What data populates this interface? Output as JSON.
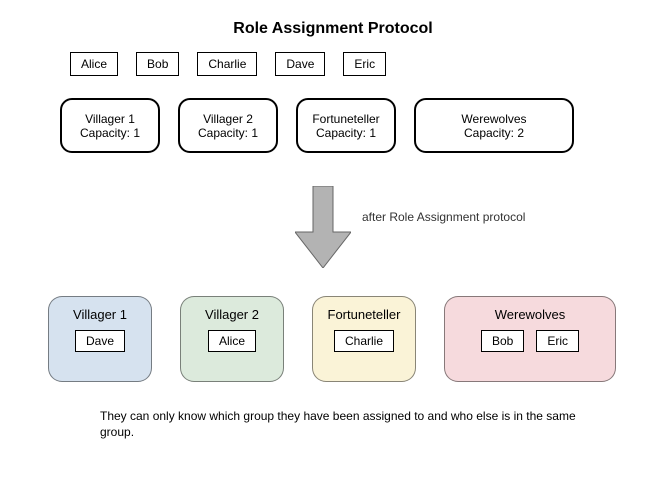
{
  "title": "Role Assignment Protocol",
  "players": [
    "Alice",
    "Bob",
    "Charlie",
    "Dave",
    "Eric"
  ],
  "roles_before": [
    {
      "name": "Villager 1",
      "capacity_label": "Capacity: 1",
      "size": "sm"
    },
    {
      "name": "Villager 2",
      "capacity_label": "Capacity: 1",
      "size": "sm"
    },
    {
      "name": "Fortuneteller",
      "capacity_label": "Capacity: 1",
      "size": "sm"
    },
    {
      "name": "Werewolves",
      "capacity_label": "Capacity: 2",
      "size": "lg"
    }
  ],
  "transition_label": "after Role Assignment protocol",
  "roles_after": [
    {
      "name": "Villager 1",
      "members": [
        "Dave"
      ],
      "color": "c-blue",
      "size": "sm"
    },
    {
      "name": "Villager 2",
      "members": [
        "Alice"
      ],
      "color": "c-green",
      "size": "sm"
    },
    {
      "name": "Fortuneteller",
      "members": [
        "Charlie"
      ],
      "color": "c-yellow",
      "size": "sm"
    },
    {
      "name": "Werewolves",
      "members": [
        "Bob",
        "Eric"
      ],
      "color": "c-pink",
      "size": "lg"
    }
  ],
  "footnote": "They can only know which group they have been assigned to and who else is in the same group."
}
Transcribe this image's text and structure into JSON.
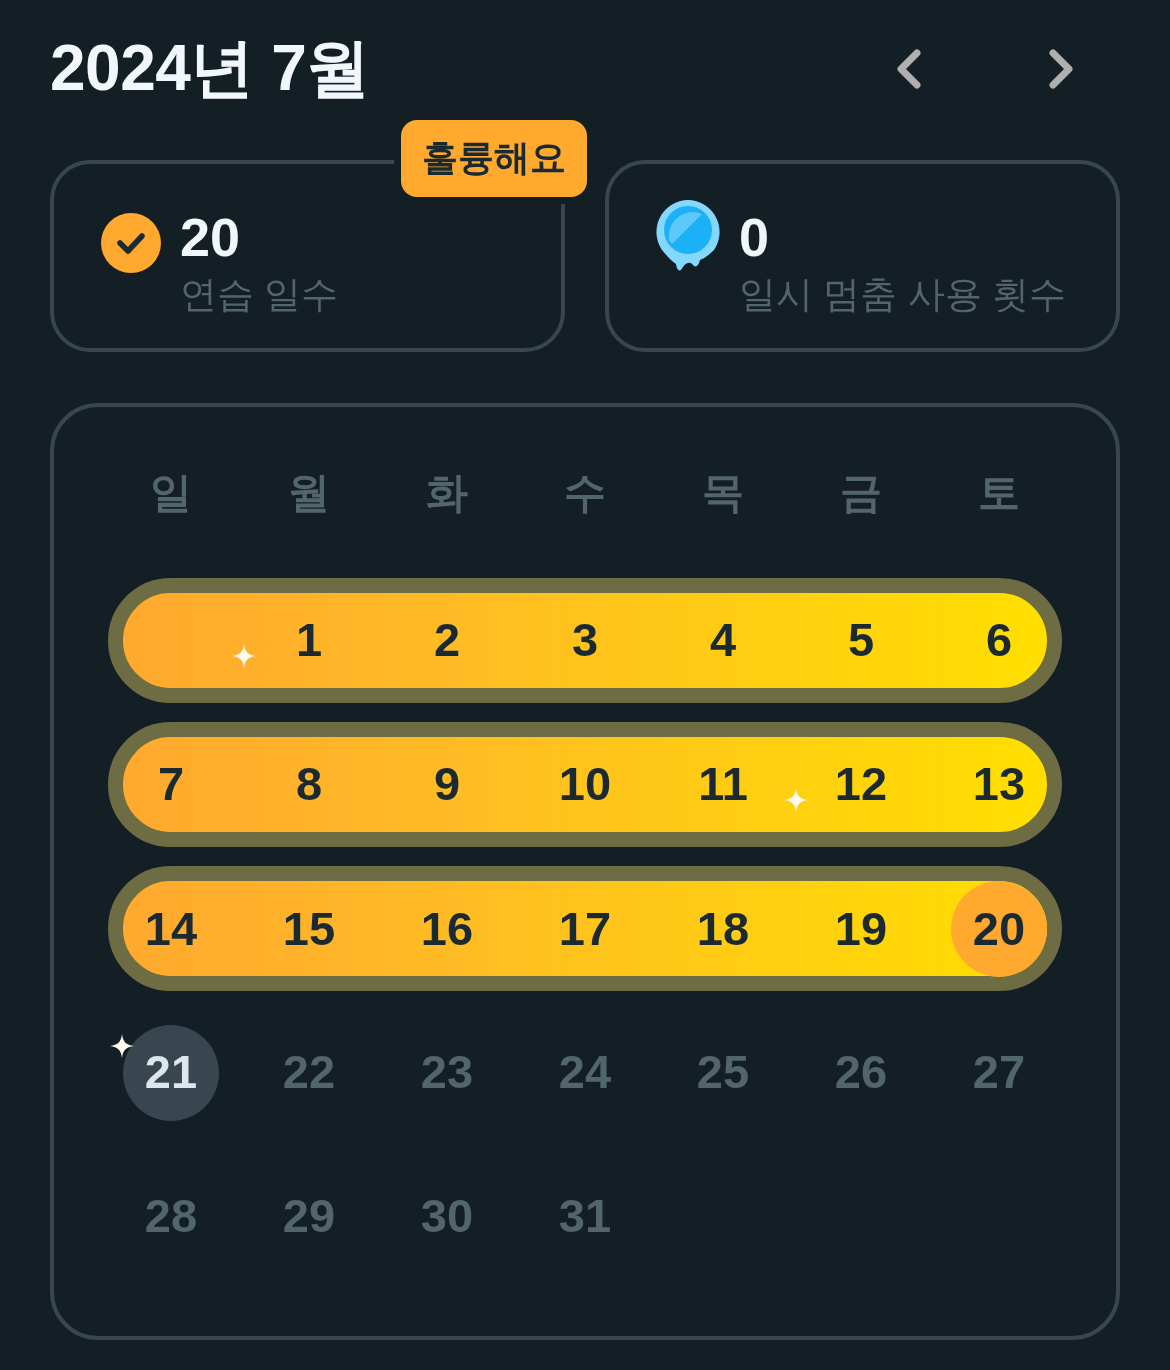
{
  "header": {
    "title": "2024년 7월"
  },
  "stats": [
    {
      "kind": "streak",
      "value": "20",
      "label": "연습 일수",
      "badge": "훌륭해요"
    },
    {
      "kind": "freeze",
      "value": "0",
      "label": "일시 멈춤 사용 횟수"
    }
  ],
  "calendar": {
    "weekdays": [
      "일",
      "월",
      "화",
      "수",
      "목",
      "금",
      "토"
    ],
    "weeks": [
      {
        "streak": true,
        "days": [
          {
            "kind": "blank"
          },
          {
            "kind": "streak",
            "day": "1",
            "sparkle": true
          },
          {
            "kind": "streak",
            "day": "2",
            "sparkle": false
          },
          {
            "kind": "streak",
            "day": "3",
            "sparkle": false
          },
          {
            "kind": "streak",
            "day": "4",
            "sparkle": false
          },
          {
            "kind": "streak",
            "day": "5",
            "sparkle": false
          },
          {
            "kind": "streak",
            "day": "6",
            "sparkle": false
          }
        ]
      },
      {
        "streak": true,
        "days": [
          {
            "kind": "streak",
            "day": "7",
            "sparkle": false
          },
          {
            "kind": "streak",
            "day": "8",
            "sparkle": false
          },
          {
            "kind": "streak",
            "day": "9",
            "sparkle": false
          },
          {
            "kind": "streak",
            "day": "10",
            "sparkle": false
          },
          {
            "kind": "streak",
            "day": "11",
            "sparkle": false
          },
          {
            "kind": "streak",
            "day": "12",
            "sparkle": true
          },
          {
            "kind": "streak",
            "day": "13",
            "sparkle": false
          }
        ]
      },
      {
        "streak": true,
        "days": [
          {
            "kind": "streak",
            "day": "14",
            "sparkle": false
          },
          {
            "kind": "streak",
            "day": "15",
            "sparkle": false
          },
          {
            "kind": "streak",
            "day": "16",
            "sparkle": false
          },
          {
            "kind": "streak",
            "day": "17",
            "sparkle": false
          },
          {
            "kind": "streak",
            "day": "18",
            "sparkle": false
          },
          {
            "kind": "streak",
            "day": "19",
            "sparkle": false
          },
          {
            "kind": "streak-end",
            "day": "20",
            "sparkle": false
          }
        ]
      },
      {
        "streak": false,
        "days": [
          {
            "kind": "today",
            "day": "21",
            "sparkle": true
          },
          {
            "kind": "future",
            "day": "22",
            "sparkle": false
          },
          {
            "kind": "future",
            "day": "23",
            "sparkle": false
          },
          {
            "kind": "future",
            "day": "24",
            "sparkle": false
          },
          {
            "kind": "future",
            "day": "25",
            "sparkle": false
          },
          {
            "kind": "future",
            "day": "26",
            "sparkle": false
          },
          {
            "kind": "future",
            "day": "27",
            "sparkle": false
          }
        ]
      },
      {
        "streak": false,
        "days": [
          {
            "kind": "future",
            "day": "28",
            "sparkle": false
          },
          {
            "kind": "future",
            "day": "29",
            "sparkle": false
          },
          {
            "kind": "future",
            "day": "30",
            "sparkle": false
          },
          {
            "kind": "future",
            "day": "31",
            "sparkle": false
          }
        ]
      }
    ]
  }
}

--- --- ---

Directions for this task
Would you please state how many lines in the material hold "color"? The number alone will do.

Task answer
4